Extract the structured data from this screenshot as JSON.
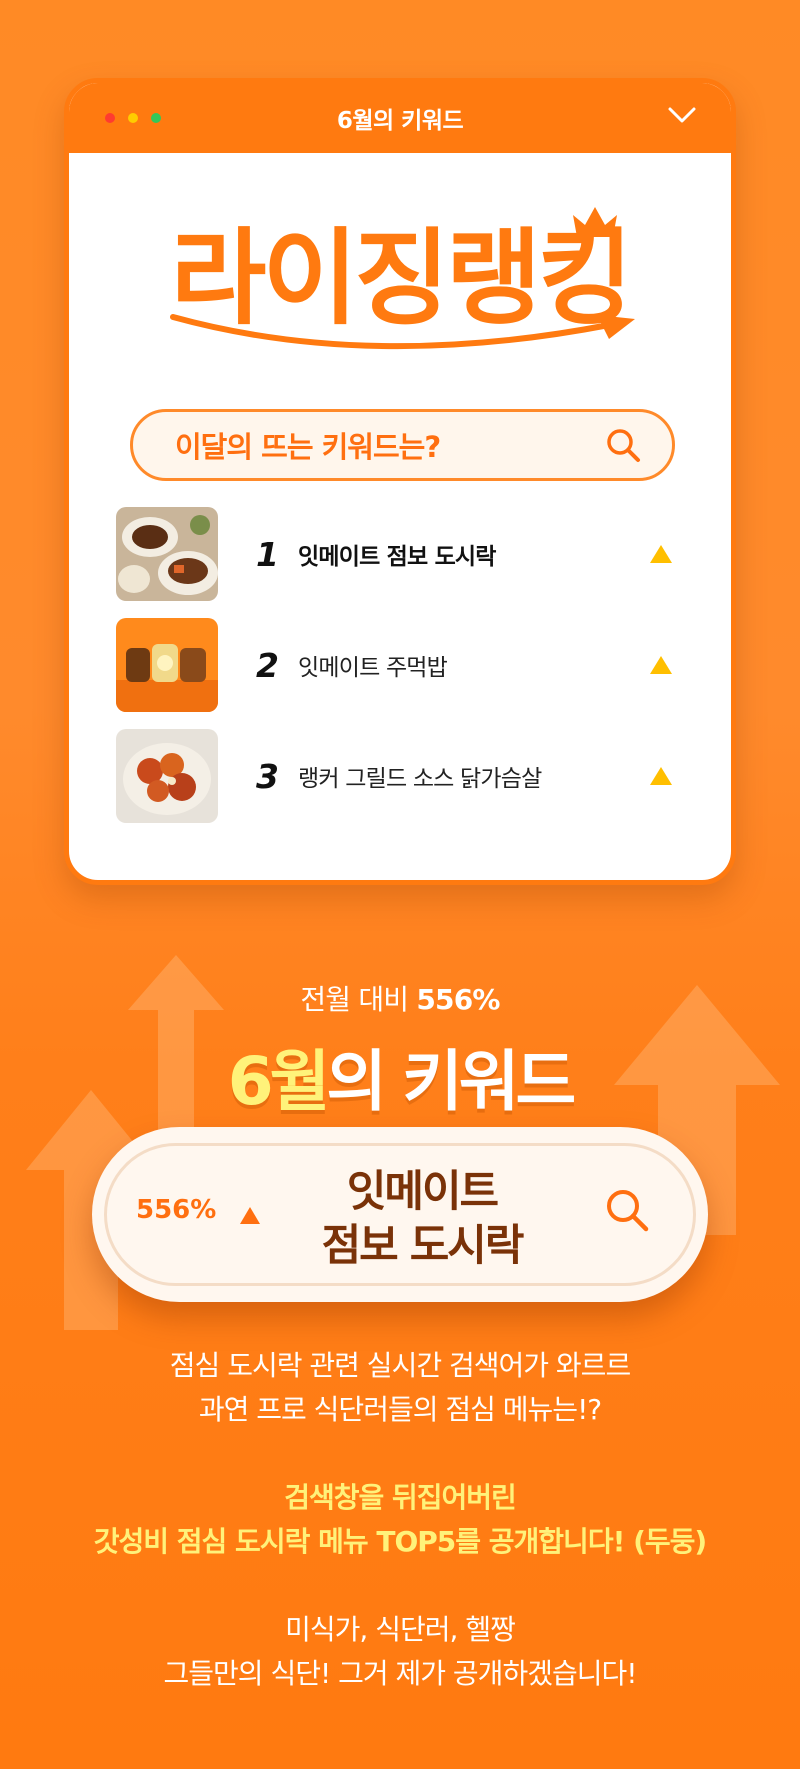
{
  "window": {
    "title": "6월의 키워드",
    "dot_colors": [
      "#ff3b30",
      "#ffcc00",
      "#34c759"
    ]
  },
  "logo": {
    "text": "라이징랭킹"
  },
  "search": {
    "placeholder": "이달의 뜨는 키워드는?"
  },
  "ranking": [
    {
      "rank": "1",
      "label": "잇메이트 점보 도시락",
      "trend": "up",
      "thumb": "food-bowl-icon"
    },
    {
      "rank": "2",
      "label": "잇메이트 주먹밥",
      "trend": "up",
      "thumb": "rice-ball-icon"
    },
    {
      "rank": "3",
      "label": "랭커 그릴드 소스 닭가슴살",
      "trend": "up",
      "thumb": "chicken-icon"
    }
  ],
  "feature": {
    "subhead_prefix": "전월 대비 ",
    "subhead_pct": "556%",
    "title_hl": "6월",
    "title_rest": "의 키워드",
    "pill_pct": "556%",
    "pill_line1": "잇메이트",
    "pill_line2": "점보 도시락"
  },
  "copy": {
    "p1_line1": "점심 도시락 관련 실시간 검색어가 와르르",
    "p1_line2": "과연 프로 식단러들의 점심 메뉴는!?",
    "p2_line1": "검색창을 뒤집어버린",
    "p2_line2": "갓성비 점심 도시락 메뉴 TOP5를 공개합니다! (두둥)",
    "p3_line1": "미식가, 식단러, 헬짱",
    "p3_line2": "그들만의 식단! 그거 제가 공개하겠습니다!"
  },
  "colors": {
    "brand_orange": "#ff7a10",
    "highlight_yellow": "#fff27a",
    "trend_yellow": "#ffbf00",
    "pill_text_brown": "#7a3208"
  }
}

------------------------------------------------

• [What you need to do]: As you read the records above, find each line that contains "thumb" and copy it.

• [Response]:
      "thumb": "food-bowl-icon"
      "thumb": "rice-ball-icon"
      "thumb": "chicken-icon"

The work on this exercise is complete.